WHAT YOU HAVE TO DO: Show all lines from the records below in which the string "Checklist" is present.

*** Opening of INFORMATION ***

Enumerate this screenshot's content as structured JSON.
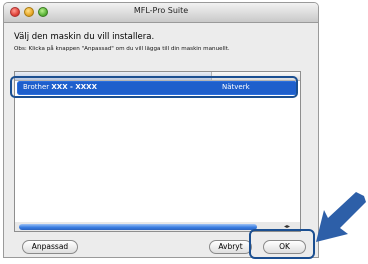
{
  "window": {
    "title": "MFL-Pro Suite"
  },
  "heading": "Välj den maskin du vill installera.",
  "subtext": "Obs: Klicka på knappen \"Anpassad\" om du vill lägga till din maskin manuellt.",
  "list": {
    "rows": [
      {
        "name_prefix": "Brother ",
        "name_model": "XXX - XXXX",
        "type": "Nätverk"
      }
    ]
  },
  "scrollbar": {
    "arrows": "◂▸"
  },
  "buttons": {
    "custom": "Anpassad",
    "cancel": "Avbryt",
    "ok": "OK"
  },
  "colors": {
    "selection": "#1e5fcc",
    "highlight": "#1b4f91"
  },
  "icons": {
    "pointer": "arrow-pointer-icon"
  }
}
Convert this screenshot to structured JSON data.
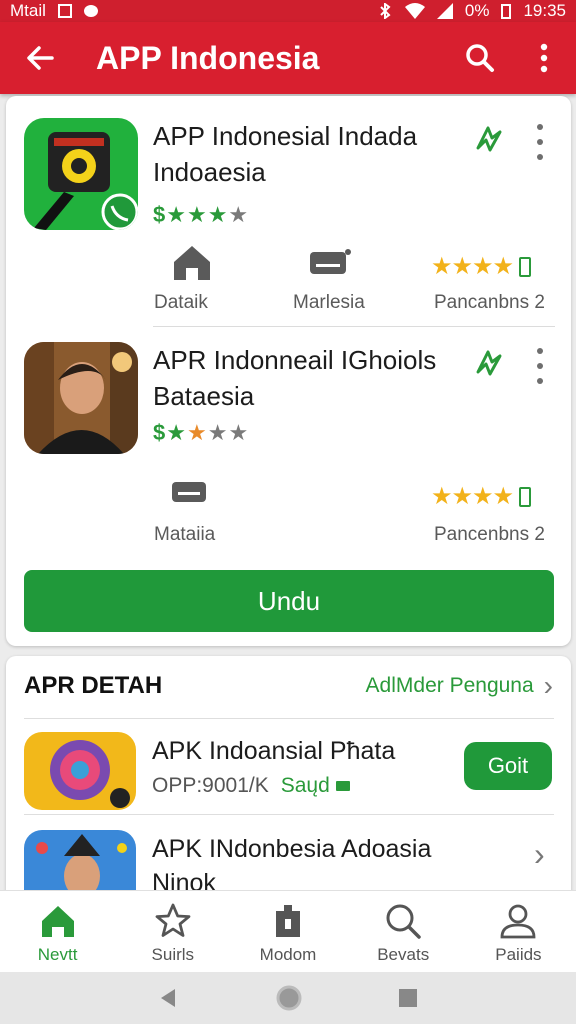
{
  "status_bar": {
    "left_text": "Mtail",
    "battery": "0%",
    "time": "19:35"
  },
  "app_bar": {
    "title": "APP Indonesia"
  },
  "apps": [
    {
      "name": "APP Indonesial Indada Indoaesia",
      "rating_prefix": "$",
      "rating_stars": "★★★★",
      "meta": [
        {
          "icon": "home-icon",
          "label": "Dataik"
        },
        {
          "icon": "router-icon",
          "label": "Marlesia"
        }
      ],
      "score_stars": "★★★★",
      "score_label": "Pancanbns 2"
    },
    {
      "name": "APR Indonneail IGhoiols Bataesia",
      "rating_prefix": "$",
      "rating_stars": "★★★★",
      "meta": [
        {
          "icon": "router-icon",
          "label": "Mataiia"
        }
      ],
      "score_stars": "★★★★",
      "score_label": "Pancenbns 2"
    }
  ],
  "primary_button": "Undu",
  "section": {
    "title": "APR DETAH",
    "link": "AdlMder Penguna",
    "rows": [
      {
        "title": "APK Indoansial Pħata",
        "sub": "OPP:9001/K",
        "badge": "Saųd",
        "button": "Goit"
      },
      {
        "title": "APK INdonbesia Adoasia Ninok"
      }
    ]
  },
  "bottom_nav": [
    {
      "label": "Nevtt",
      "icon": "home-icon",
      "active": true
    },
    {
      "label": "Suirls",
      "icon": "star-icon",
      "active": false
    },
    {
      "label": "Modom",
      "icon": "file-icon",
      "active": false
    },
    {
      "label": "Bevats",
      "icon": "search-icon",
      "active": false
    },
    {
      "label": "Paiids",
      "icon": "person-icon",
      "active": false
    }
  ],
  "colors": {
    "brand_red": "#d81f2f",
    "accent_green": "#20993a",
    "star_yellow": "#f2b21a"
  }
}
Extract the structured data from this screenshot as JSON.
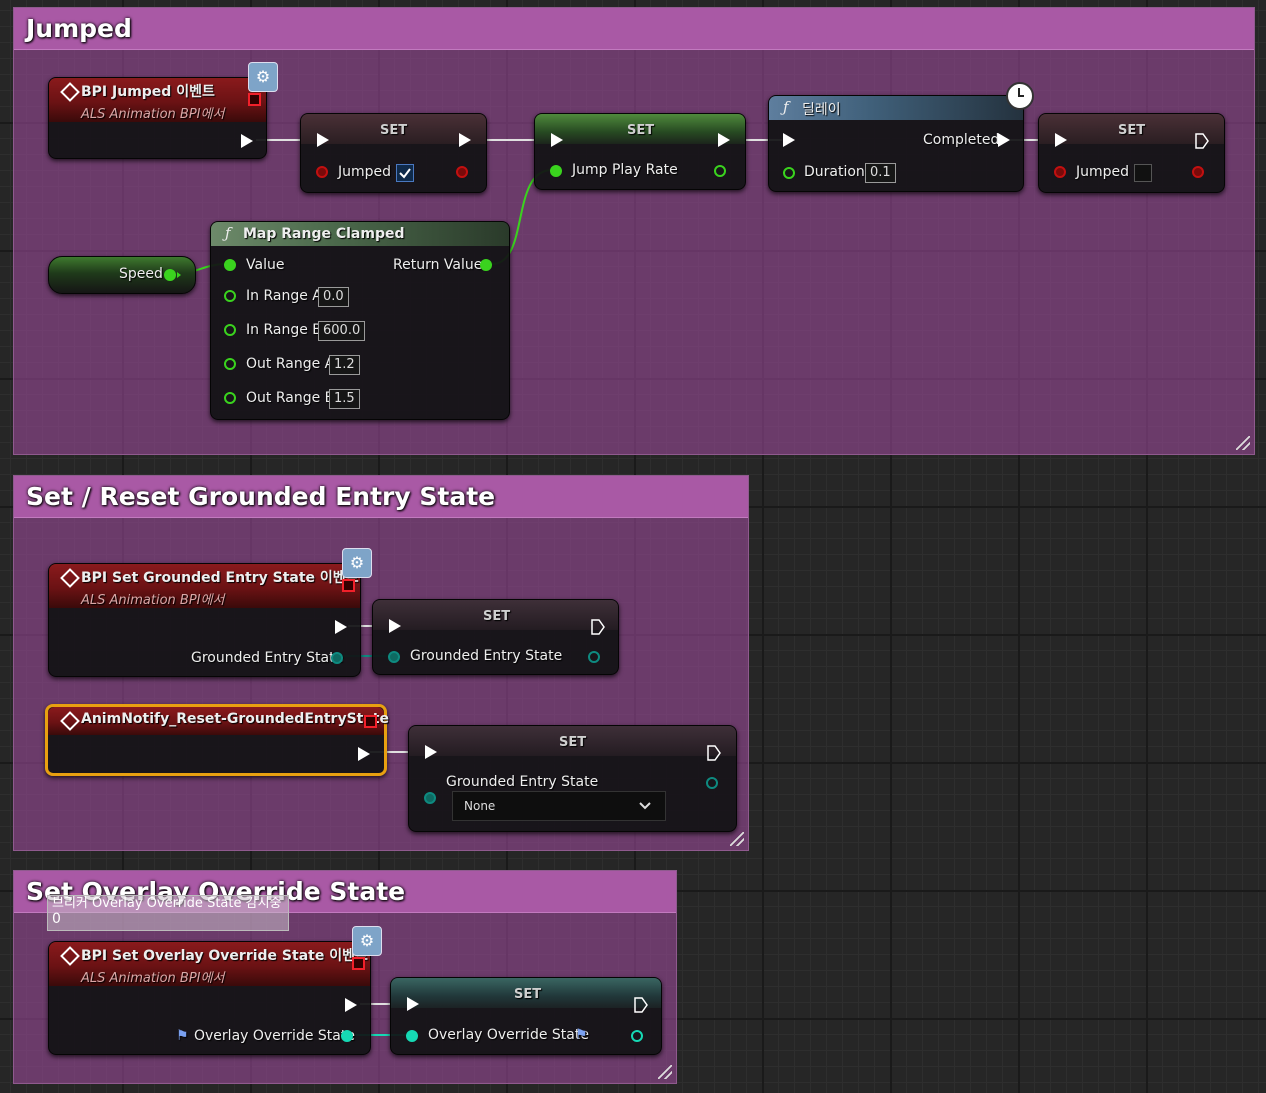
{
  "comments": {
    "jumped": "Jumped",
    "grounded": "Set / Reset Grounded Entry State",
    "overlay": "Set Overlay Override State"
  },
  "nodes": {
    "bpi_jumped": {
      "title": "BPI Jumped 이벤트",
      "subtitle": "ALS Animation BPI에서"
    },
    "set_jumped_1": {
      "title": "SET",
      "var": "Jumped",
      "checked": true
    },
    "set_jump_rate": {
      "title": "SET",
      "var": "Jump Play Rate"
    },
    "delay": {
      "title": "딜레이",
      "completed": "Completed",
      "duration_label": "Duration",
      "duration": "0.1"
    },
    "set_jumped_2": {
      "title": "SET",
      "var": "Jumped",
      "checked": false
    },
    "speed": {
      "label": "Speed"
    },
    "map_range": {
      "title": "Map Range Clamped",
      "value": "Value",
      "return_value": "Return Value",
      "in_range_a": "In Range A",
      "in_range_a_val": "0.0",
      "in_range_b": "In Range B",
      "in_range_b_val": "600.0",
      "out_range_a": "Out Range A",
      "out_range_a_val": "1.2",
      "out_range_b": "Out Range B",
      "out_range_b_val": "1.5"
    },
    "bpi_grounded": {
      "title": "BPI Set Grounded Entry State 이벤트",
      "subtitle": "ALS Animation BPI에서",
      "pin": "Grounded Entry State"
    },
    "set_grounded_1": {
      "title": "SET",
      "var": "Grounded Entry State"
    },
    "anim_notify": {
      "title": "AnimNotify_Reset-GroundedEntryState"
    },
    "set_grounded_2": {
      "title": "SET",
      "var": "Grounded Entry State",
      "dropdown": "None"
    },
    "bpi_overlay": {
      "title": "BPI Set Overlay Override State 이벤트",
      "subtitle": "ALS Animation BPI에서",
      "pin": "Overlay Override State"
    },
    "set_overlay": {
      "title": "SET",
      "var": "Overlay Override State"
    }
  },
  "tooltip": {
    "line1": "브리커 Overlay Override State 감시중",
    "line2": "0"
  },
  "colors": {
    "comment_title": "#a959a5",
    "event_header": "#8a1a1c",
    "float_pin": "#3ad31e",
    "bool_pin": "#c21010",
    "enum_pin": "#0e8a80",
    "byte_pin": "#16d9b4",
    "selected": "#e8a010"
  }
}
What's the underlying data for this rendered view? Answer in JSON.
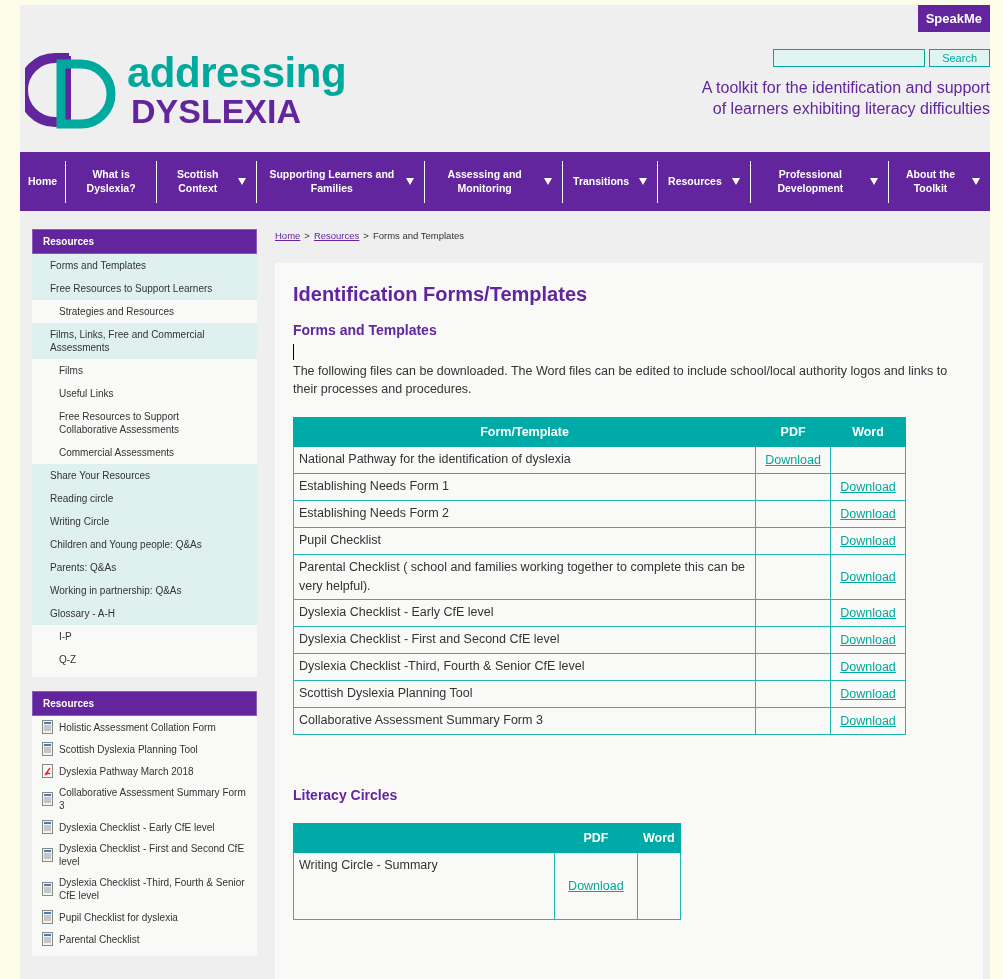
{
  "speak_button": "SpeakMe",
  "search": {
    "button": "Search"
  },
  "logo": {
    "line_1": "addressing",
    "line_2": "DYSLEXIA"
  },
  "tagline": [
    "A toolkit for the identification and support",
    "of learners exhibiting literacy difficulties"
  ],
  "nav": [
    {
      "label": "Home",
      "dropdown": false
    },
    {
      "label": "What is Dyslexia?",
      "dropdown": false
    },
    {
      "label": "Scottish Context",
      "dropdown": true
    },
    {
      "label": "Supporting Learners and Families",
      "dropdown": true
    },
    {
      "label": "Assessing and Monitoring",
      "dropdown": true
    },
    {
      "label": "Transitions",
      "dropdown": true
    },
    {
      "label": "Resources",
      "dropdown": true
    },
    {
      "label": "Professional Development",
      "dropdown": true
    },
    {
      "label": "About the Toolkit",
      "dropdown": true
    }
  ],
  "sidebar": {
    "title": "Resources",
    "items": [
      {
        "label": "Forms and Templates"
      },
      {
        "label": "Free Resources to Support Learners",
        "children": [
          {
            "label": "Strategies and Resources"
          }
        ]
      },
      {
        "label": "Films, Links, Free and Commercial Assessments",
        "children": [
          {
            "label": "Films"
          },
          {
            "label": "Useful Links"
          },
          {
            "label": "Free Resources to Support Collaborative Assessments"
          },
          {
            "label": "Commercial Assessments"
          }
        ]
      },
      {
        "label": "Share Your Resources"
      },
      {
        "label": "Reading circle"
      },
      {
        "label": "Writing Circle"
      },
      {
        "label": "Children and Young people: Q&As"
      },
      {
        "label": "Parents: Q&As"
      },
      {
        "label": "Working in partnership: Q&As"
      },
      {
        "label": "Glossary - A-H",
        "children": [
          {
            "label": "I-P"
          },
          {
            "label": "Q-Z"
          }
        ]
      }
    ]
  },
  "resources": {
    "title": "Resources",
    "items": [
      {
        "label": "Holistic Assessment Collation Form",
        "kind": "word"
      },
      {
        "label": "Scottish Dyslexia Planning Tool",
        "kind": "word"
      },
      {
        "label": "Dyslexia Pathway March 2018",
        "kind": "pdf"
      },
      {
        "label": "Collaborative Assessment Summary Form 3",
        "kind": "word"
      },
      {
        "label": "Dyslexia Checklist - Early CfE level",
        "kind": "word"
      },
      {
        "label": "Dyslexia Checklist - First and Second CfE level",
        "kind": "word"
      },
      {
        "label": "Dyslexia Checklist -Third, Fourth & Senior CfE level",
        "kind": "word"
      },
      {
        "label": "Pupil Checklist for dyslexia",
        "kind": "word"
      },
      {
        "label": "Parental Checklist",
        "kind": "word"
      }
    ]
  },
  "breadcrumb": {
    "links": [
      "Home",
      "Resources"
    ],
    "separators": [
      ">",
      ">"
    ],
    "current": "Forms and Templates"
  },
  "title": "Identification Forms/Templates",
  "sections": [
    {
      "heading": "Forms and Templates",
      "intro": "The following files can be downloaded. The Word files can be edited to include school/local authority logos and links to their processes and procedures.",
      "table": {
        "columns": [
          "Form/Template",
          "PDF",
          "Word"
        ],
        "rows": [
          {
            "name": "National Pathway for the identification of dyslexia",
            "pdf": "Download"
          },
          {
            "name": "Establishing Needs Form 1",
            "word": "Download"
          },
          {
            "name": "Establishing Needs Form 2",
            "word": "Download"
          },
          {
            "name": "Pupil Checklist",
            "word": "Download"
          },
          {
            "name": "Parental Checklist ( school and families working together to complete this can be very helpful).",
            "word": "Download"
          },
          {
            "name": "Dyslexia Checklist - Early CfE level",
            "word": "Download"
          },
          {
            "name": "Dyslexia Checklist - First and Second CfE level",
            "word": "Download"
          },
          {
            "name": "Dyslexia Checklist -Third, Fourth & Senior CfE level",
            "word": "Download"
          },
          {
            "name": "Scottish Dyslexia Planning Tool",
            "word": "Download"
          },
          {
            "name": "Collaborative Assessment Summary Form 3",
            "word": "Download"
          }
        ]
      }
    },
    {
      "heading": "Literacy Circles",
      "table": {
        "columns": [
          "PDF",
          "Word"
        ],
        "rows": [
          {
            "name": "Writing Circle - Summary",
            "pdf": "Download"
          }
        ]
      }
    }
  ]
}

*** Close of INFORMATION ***

RESULT OF THE EXERCISE:
        "label": "Dyslexia Checklist - Early CfE level",
        "label": "Dyslexia Checklist - First and Second CfE level",
        "label": "Dyslexia Checklist -Third, Fourth & Senior CfE level",
        "label": "Pupil Checklist for dyslexia",
        "label": "Parental Checklist",
            "name": "Pupil Checklist",
            "name": "Parental Checklist ( school and families working together to complete this can be very helpful).",
            "name": "Dyslexia Checklist - Early CfE level",
            "name": "Dyslexia Checklist - First and Second CfE level",
            "name": "Dyslexia Checklist -Third, Fourth & Senior CfE level",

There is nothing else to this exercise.